Not all violence is related to bullying, of course. On September 11, 2001—scarcely two years after Columbine—the attack on Manhattan’s World Trade Center and the Pentagon brought the specter of international terrorism—and the threat of violent death—into the forefront of American teens’ consciousness. Within a year a dozen or more books, virtually all of them nonfiction, had appeared with the goal of helping young readers of all ages to cope with this new fear factor in their lives. Although short fiction was included in 911: The Book of Help, the anthology that Marc Aronson, Marianne Carus, and I coedited (Marcato/Cricket, 2002), full-length fiction about this terrible event has been slower to surface. Joyce Maynard’s crossover novel The Usual Rules (St. Martin’s) appeared in 2003, and Francine Prose’s YA title Bullyville (HarperTeen) followed in 2007. Finally, in 2009, David Levithan’s Love Is the Higher Law (Knopf) appeared.

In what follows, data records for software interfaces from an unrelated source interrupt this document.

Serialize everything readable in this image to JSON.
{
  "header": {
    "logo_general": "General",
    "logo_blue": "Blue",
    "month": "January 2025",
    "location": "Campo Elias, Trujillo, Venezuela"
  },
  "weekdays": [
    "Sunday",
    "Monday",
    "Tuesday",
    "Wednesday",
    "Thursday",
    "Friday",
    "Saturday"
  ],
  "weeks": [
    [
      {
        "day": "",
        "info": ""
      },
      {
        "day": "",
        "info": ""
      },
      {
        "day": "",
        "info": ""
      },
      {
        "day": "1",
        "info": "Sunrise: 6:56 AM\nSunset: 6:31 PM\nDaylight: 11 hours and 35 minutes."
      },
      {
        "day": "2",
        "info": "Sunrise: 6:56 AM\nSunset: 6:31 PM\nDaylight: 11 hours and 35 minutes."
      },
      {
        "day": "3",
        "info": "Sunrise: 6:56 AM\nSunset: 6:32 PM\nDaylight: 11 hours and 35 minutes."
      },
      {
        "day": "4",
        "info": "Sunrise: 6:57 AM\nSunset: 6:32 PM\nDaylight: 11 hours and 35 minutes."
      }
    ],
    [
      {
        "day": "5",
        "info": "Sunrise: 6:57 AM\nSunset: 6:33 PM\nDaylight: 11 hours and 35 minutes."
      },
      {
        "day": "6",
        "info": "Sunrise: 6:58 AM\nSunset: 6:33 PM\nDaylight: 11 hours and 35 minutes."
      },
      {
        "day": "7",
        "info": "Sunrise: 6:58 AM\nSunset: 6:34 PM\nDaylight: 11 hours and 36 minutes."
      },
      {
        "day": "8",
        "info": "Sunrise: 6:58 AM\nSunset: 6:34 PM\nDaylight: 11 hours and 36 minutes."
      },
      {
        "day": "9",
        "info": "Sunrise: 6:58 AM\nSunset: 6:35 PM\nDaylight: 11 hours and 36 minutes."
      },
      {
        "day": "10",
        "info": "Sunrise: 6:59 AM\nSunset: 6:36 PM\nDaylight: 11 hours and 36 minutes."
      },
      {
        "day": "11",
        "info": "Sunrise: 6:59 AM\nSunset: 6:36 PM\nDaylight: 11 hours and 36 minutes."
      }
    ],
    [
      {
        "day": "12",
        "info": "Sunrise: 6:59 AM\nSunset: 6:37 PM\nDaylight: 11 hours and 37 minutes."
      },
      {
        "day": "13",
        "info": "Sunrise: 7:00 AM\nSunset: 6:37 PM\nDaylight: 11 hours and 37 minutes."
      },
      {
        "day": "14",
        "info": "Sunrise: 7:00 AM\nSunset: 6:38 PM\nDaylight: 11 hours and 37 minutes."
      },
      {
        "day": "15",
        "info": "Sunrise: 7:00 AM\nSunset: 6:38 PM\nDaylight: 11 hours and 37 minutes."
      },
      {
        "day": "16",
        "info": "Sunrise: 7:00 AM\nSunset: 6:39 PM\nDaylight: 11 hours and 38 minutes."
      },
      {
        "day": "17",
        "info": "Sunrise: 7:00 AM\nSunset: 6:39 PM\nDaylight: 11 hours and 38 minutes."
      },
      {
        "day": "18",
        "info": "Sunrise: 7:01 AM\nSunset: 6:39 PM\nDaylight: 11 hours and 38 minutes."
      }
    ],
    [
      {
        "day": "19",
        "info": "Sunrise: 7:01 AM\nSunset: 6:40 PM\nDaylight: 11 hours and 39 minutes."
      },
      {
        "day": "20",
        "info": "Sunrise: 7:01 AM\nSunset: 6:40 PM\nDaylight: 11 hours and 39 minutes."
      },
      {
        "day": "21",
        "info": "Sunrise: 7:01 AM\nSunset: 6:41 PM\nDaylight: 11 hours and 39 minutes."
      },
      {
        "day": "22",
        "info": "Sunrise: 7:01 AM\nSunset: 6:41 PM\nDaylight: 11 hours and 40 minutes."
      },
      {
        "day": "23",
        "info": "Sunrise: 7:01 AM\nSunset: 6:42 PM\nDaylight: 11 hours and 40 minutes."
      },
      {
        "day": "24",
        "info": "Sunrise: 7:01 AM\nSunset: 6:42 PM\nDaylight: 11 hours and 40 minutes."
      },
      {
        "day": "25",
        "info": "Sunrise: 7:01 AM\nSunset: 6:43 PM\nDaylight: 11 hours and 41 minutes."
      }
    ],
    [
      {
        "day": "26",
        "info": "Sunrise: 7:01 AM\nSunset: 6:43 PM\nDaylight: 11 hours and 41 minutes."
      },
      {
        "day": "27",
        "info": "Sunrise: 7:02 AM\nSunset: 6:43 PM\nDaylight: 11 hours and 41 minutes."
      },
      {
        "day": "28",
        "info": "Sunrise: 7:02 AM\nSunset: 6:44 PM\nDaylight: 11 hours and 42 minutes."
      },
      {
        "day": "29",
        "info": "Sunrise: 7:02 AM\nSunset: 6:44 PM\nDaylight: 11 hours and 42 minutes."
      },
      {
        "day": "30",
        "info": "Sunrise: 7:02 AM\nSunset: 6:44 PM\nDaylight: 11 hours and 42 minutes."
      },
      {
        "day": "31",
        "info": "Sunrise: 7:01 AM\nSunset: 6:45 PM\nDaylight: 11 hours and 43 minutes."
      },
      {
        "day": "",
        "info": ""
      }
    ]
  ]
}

In an eloquent letter to the reader, Levithan explained his reasons for taking us back to that terrible event: “As time goes by, it’s really easy to remember 9/11 and the days afterward as a time of tragedy, fear, grief, and loss. Less easy to remember—and even harder to convey—is that it was amazing not just for the depth of that loss, but also for the heights of humanity that occurred. The kindness. The feeling of community. The deepening of love and friendship.”
This, it seems to me, is the most compelling argument one can offer for writing fiction about even the most unpleasant realities of teens’ lives. For life, even at its darkest, can hold the promise of hope and positive change—especially when we read about it with open minds and hearts, with intellectual attention and emotional empathy.
MICHAEL CART is a nationally known expert in young adult literature, which he taught at UCLA before his recent relocation to the Midwest. A columnist and reviewer for ALA’s Booklist magazine, he is also the author or editor of 20 books and countless articles. This article is excerpted from the new edition of Young Adult Literature: From Romance to Realism, to be published this summer by ALA Editions.